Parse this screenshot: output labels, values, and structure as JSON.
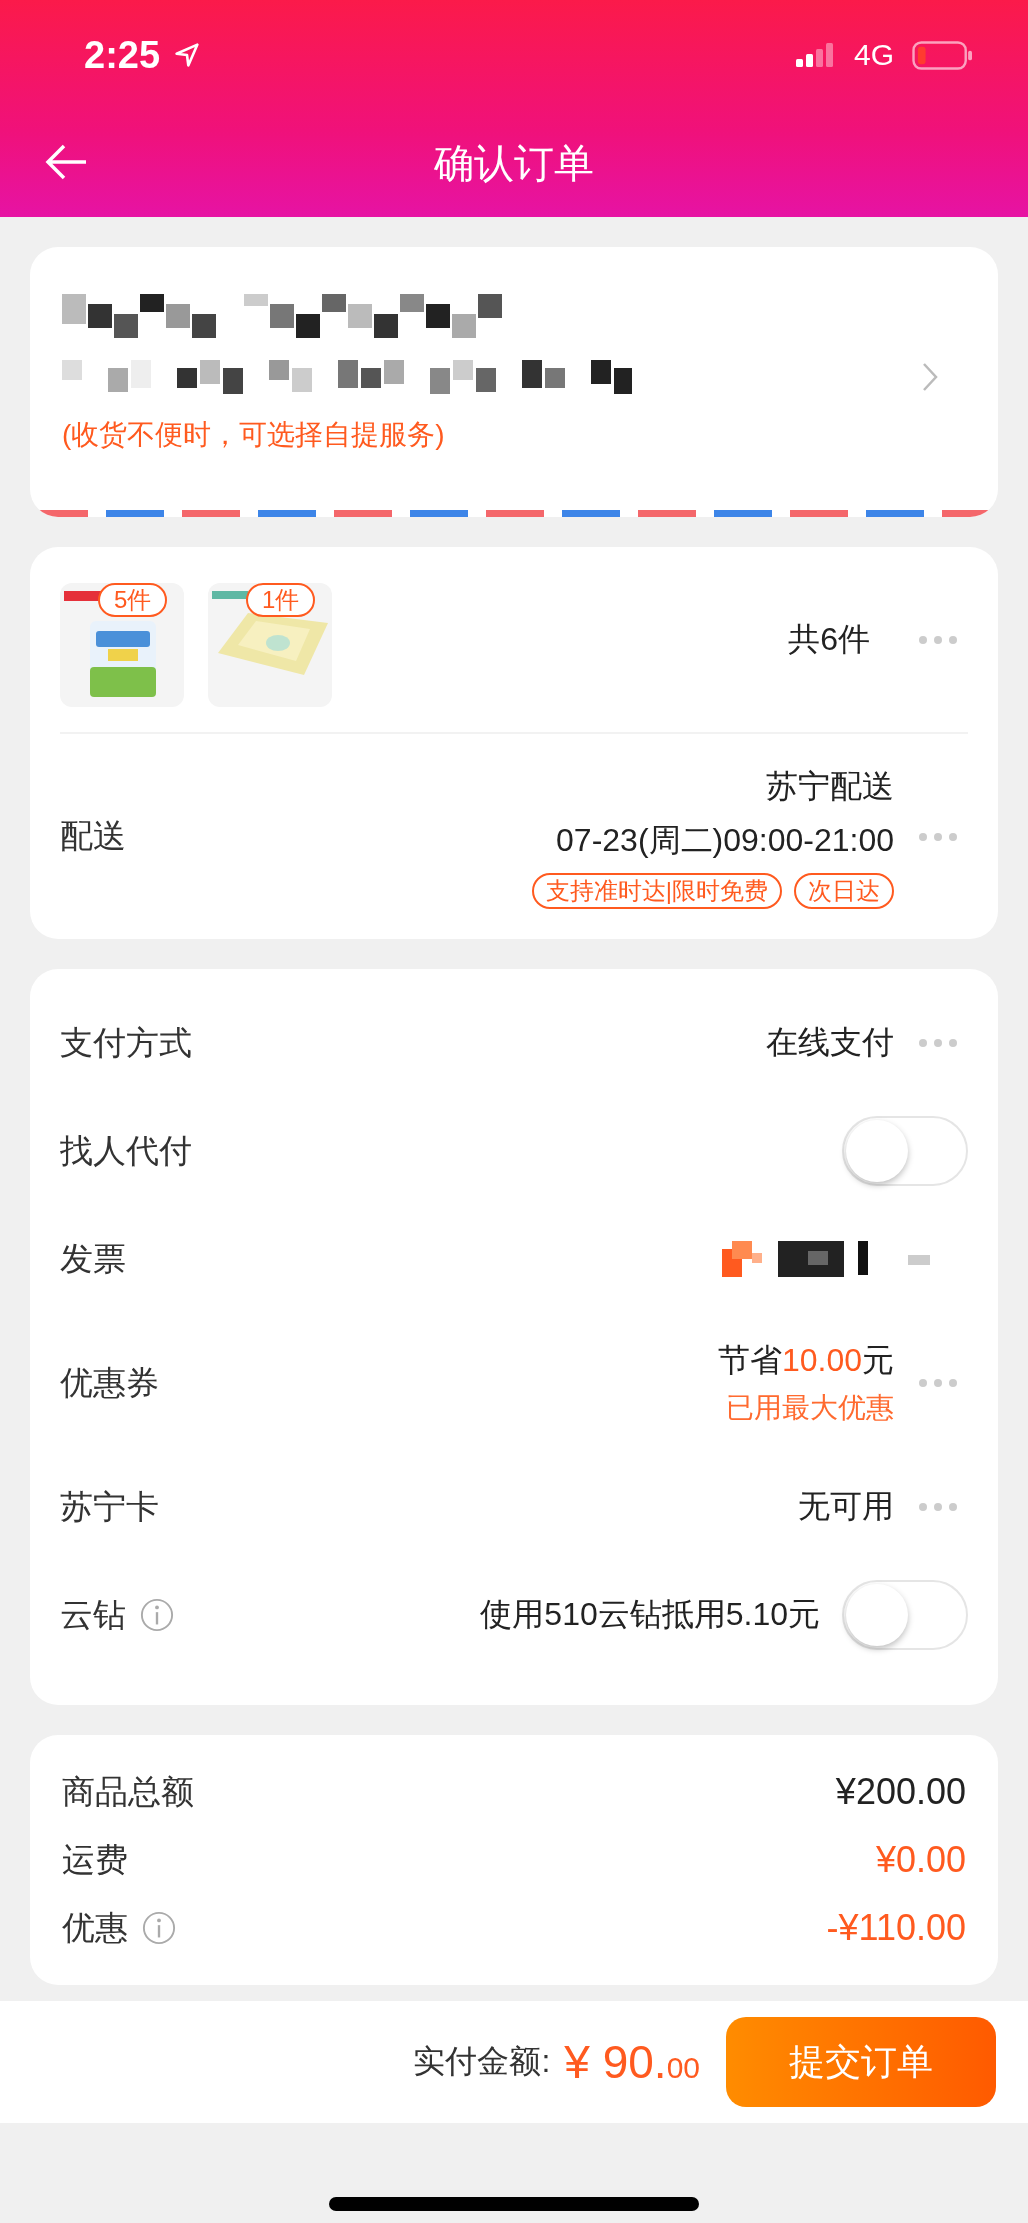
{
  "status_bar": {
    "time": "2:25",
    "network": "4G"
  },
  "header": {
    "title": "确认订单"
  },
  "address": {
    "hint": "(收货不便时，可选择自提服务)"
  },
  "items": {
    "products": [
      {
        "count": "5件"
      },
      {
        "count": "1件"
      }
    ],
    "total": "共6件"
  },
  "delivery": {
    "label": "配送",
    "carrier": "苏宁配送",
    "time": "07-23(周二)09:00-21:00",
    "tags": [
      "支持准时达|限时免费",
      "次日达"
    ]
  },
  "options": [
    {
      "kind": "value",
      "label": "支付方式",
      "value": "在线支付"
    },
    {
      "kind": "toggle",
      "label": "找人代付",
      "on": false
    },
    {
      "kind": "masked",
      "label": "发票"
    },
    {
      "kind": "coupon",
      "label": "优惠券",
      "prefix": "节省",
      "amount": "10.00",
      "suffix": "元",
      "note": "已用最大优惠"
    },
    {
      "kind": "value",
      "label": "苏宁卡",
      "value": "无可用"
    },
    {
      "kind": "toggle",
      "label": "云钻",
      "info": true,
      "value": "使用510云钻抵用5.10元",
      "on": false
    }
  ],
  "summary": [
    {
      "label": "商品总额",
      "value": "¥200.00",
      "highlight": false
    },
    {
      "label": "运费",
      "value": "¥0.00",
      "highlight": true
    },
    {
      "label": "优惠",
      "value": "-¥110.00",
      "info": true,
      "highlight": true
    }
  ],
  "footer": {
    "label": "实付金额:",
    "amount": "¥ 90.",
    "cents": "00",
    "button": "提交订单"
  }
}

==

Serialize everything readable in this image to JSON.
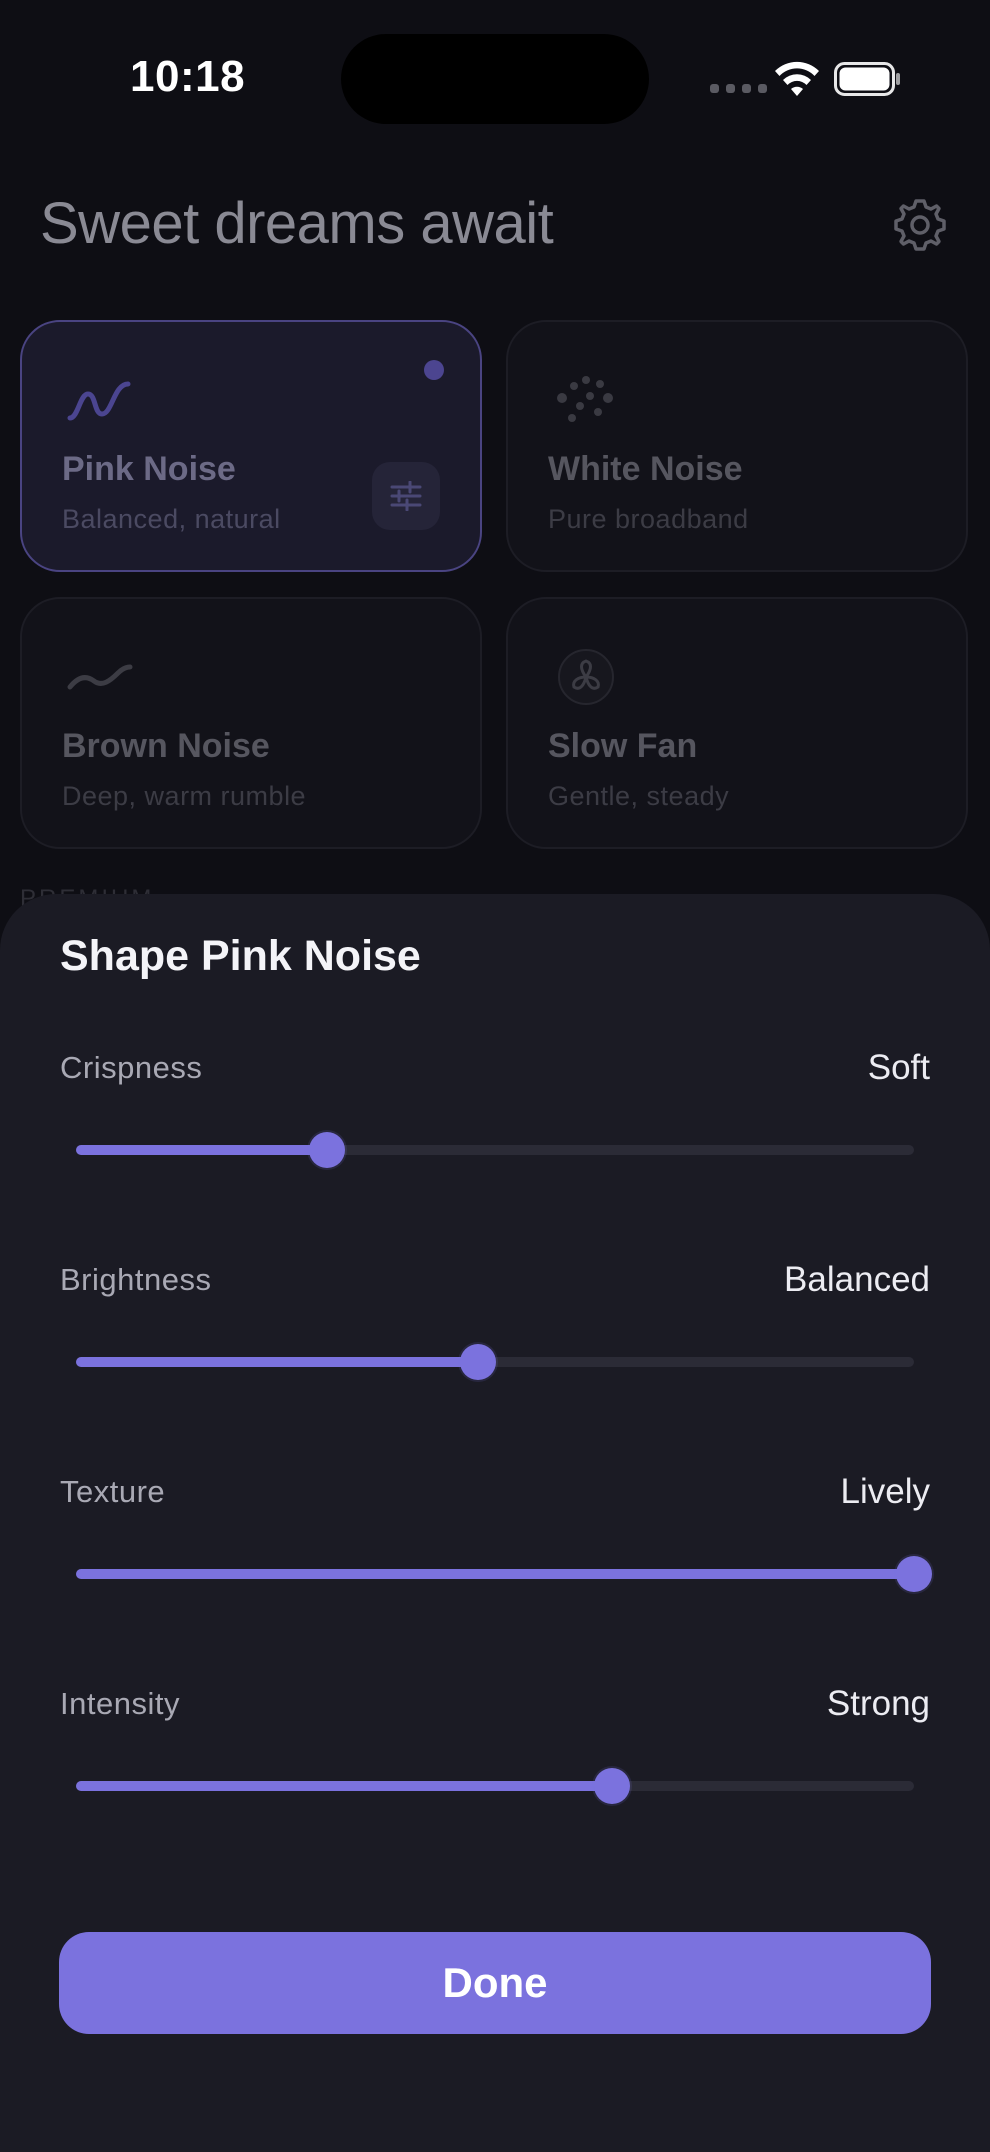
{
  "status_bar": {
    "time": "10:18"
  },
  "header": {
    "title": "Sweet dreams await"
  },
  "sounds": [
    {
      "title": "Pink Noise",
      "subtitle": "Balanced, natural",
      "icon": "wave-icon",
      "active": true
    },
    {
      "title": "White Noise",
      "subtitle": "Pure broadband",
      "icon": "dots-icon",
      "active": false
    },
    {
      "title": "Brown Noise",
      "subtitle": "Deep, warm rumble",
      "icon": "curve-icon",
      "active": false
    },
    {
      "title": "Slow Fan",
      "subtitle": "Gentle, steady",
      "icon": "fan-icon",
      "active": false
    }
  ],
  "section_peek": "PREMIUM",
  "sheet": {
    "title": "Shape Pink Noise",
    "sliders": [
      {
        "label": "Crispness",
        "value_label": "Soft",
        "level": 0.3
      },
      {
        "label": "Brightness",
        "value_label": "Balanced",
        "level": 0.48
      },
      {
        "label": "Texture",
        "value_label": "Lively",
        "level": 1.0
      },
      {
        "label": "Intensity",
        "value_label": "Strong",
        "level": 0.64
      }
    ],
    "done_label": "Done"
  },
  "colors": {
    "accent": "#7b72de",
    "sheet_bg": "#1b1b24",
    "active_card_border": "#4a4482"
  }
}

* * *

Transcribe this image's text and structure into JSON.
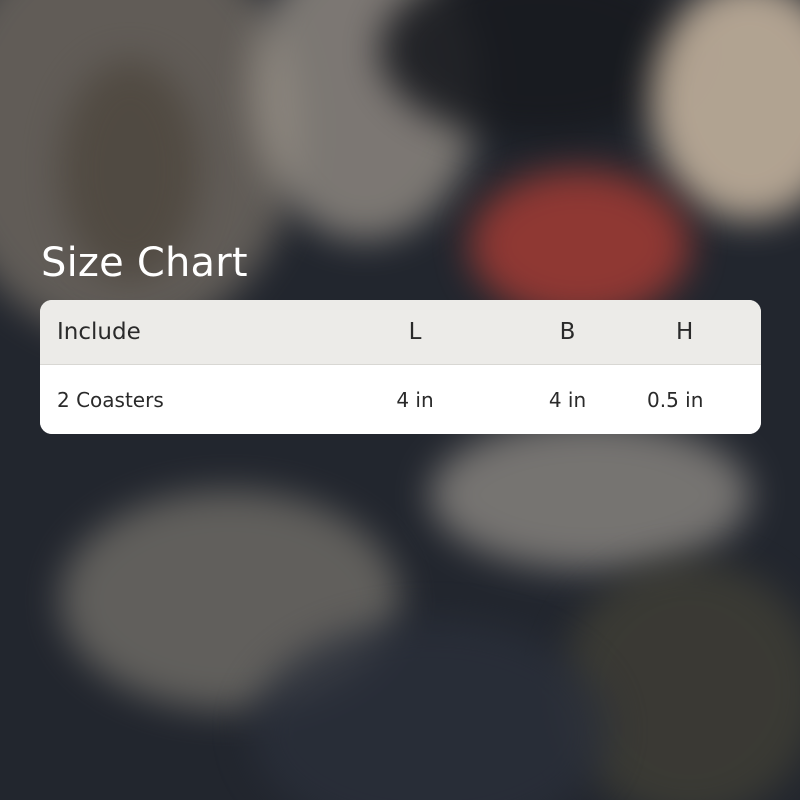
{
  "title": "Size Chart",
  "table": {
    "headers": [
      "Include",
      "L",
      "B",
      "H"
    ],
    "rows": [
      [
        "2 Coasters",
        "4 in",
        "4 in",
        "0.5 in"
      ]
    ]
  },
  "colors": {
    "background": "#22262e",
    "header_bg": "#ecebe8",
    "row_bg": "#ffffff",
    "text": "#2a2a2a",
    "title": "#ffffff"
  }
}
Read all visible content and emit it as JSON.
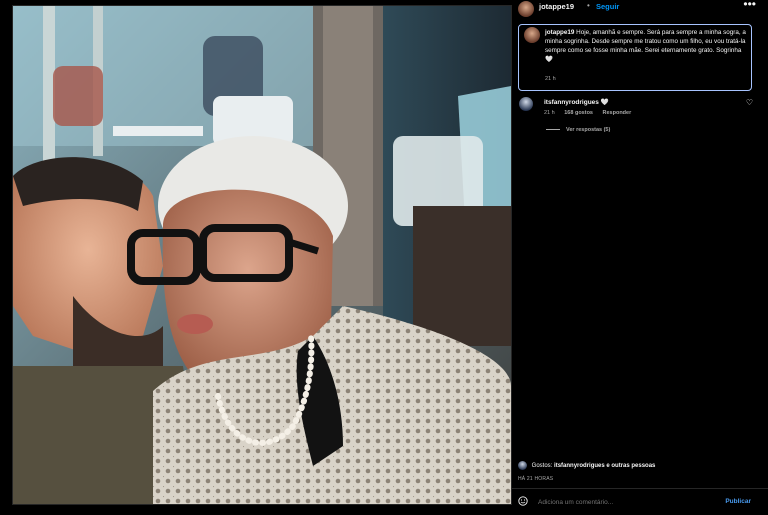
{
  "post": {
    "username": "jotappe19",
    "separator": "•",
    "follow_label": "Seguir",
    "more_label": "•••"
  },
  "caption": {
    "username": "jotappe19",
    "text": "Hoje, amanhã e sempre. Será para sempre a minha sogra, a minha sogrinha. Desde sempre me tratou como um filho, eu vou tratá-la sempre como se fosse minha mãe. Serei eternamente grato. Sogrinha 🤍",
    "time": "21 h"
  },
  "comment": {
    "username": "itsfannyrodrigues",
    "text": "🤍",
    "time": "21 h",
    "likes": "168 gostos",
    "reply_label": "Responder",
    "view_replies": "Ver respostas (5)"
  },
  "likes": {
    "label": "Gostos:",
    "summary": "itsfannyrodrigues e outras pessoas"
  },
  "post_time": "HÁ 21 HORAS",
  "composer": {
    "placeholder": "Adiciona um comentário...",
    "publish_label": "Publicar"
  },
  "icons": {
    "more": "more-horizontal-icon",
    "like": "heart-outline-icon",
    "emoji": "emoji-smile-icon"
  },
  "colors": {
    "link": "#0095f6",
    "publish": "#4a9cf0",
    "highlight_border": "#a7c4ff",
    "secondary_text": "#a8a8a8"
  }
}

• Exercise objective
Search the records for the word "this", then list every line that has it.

• Solution to the problem
Parse this screenshot: output labels, values, and structure as JSON.
Serialize everything readable in this image to JSON.
Transcribe this image's text and structure into JSON.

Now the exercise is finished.